The ultimate IOT urn for the environmentally conscious city dweller.
Image: Bios Incube
Burial practices wreak havoc on the environment. Embalming fluid contains formaldehyde, a known carcinogen. Metal caskets don't biodegrade, and concrete vaults require natural resources for manufacturing. Then there are those those pesky herbicides used to keep cemetery lawns looking nice. Suffice it to say, we're in need of better options.
Fortunately, green burials are on the rise. One option is planting a tree using your loved ones' remains. But what if you don't have access to garden space? And what if you're terrified of killing the plant, a connection or a tribute to your loved one?
Bios Urn, which is also known for its biodegradable urn, has created what co-founder and CEO Roger Moliné calls "a smart flower pot" to house your loved one's ashes. The Bios Incube, which plants a small tree, is made from recycled material, and designed with the urban dweller in mind.

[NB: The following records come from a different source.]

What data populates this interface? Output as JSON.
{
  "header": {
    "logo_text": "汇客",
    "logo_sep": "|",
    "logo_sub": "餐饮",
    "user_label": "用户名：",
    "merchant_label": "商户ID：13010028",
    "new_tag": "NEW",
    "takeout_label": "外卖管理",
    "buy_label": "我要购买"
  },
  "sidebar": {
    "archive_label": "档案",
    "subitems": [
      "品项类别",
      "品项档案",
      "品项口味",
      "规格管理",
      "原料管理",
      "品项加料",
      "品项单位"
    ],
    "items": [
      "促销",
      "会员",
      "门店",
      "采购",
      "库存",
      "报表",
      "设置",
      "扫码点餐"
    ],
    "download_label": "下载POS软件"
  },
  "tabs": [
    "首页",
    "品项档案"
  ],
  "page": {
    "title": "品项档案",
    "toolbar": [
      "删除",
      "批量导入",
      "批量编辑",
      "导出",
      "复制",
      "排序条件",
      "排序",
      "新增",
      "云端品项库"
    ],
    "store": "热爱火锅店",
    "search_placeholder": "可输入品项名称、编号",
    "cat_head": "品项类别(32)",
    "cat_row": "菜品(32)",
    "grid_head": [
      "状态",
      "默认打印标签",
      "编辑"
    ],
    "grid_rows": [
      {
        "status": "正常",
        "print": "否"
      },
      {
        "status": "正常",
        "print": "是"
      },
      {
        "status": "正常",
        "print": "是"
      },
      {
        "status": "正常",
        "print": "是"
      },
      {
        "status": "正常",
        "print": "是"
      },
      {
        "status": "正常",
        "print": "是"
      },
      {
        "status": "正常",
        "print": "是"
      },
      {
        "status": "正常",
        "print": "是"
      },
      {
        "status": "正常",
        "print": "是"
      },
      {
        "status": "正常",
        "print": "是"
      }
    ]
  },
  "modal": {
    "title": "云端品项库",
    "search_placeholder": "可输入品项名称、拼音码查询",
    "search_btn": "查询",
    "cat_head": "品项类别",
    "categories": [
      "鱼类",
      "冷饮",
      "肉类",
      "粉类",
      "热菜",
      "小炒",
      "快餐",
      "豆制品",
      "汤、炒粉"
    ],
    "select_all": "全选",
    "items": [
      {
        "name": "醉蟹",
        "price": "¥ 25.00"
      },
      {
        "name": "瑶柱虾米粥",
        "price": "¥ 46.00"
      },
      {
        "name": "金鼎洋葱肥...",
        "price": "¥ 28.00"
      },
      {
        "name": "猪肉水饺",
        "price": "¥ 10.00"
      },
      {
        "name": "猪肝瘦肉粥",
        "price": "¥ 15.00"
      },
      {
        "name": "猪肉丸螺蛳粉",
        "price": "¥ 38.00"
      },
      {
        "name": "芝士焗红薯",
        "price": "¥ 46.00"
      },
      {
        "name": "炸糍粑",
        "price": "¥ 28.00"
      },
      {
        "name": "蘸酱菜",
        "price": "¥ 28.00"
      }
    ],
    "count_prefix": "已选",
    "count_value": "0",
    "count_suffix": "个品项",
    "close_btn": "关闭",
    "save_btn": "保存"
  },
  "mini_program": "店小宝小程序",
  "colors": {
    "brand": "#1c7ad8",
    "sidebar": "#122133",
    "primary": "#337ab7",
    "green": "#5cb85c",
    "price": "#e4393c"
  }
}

To some people, this may sound creepy. But Moliné sees it as a solution. "Instead of leaving the remains of your loved ones in a cemetery, where maybe you'll go once or twice a year, you have the remains in your house—the place where you live, or where that person lived for his or her entire life," said Moliné.
The Incube, which features a sleek, minimalist design, and sits 30" high, is an internet-connected smart device. A sensor on top of the soil tracks light exposure, temperature, humidity, electrical conductivity, and moisture. It figures out how much water the plant needs, and waters itself. All of that data is transferred to your phone via the Bios Urn app.
"That's one of the beautiful things," said Elizabeth Rodriguez, 66, who pre-ordered the Incube for her recently deceased mother. "We travel and we can leave it there. You don't have to water it everyday. I thought it was just ideal."
When Rodriguez' father passed away ten years ago, it was a strenuous ordeal, she said. With family in Puerto Rico, Rodriguez, who lives in California, had to arrange for the remains to be sent abroad. She wanted to go a different route with her mother, and the Incube made sense because she doesn't have access to gardening space.
"It's not like I can go out in the backyard and plant it there, but I do have a patio front," she said. "But every time I go out of my house, I'll see it there."
At a price tag of $450, the Incube is more economical than traditional burial methods. Moliné and his brother Gerard, the other co-founder, hope that the more people use the product, the better the technology gets.
"If you're living in Oakland, we'll have data that shows over 300 Incubes working there," he said. "We can tell you the best type of tree, not just because the ecosystem, but because we're already using Incubes to grow those plants and they're working well there."
Rodriguez and her wife say that when they pass, they don't want to go the traditional route.
"We don't know where our daughter will be at that point and if she will be able to actually plant a tree [outside]," she said. "So she'll have to do an Incube."
Subscribe to Science Solved It , Motherboard's new show about the greatest mysteries that were solved by science.